Book Review:
Outwitting College Professors: A Practical Guide to Secrets of the
System, John Janovy, Jr. Pearson Custom Publishing, Boston, Massachusetts. 149 p. ISBN 0536418500.
Over the years, I have enjoyed reading John Janovys popular books.
Outwitting College Professors was no different! This book was written
for beginning students. It is a primer designed to serve as a guide for
students through the minefield created by professors and administrators in our system of higher education. But it is more than that, too. As
I read it, all of my long ago experiences in the classrooms of Colorado College emerged. For me, this means that the book rates as a
good read for the new/old professor as well as the new/old student.
There are 11 chapters and an appendix (the latter entitled How to
Be a Good College Student If You Really Want To). In the first chapter, John explains why one needs to outwit the prof and then how to
do it. In the second chapter, he attempts to distinguish between what
he calls a normal prof and those he calls terminally insecure, or the
feminist female/lecherous male, or the really incompetent prof with no
interpersonal skills (and burnt out cases). He then provides a checklist,
which he describes as his Outwittability Profile, that is recommended

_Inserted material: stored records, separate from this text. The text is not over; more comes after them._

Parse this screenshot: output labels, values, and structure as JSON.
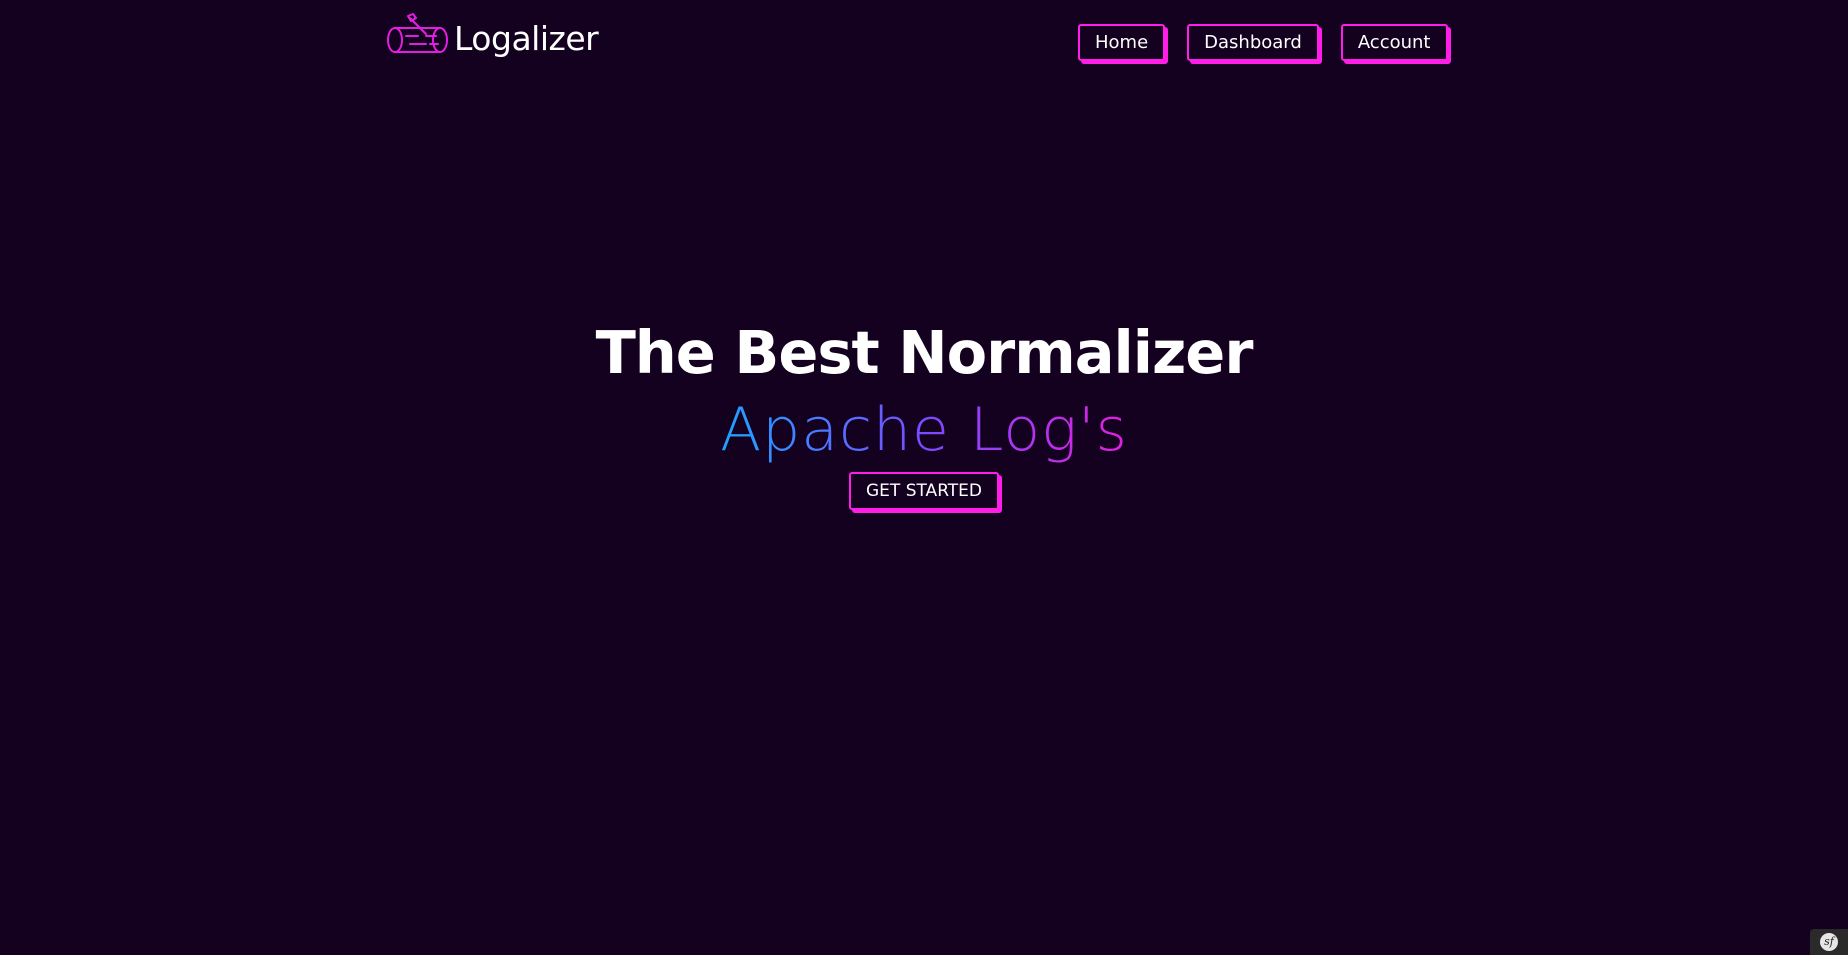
{
  "brand": {
    "name": "Logalizer",
    "logo_icon": "log-axe-icon"
  },
  "nav": {
    "items": [
      {
        "label": "Home"
      },
      {
        "label": "Dashboard"
      },
      {
        "label": "Account"
      }
    ]
  },
  "hero": {
    "title": "The Best Normalizer",
    "subtitle": "Apache Log's",
    "cta_label": "GET STARTED"
  },
  "footer": {
    "toolbar_icon": "symfony-icon",
    "toolbar_glyph": "sf"
  },
  "colors": {
    "background": "#14001f",
    "accent": "#ff1ee8",
    "gradient_start": "#1ea3ff",
    "gradient_mid": "#7a4cff",
    "gradient_end": "#e21ee0",
    "text": "#ffffff"
  }
}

to the new student as a way to categorize the prof and create what is
called an outwitting plan. Since most profs are normal, the plan
should work. For the abnormal types, he has written a special chapter
called Advanced Outwitting. I think the advice he gives in the last

paragraph of this chapter is about as good as you can get when it comes
to advanced outwitting. He says, Academia serves as a home for some
really dangerous types, profs that can have a major negative impact on
your entire college career and perhaps even your chances of a good job
afterwards. Learn to recognize these types and avoid them if possible.
Academia also provides a haven for some truly wonderful profs who
are happy, intelligent, and excited about their jobs and interactions with
students. Learn to recognize these kinds, too, and cultivate them.
Throughout the book, John describes techniques by which the student
can present herself/himself to the prof as a way of playing by the unwritten rules of learning in the academy. These rules refer to the dress
code, how to verbally interact with the prof without making a fool of
yourself, what to expect from tests, and how, and how not, to complete
a good project and write a good paper. He even has a chapter dealing
with letters of recommendation and how to be sure that the student has
a good idea about what to expect in the given profs letter.
Whether you are a wet behind the ears freshman, a beginning
graduate student, a junior professor, or a seasoned teaching veteran, this
is an interesting read, make no mistake about it. Considering the combination of Johns enthusiasm for teaching and his forty years of experience, I can see why he would/could write such a book. I heartily
recommend it.
Gerald W. Esch, Department of Biology, Wake Forest University, Winston-Salem, North Carolina 27109.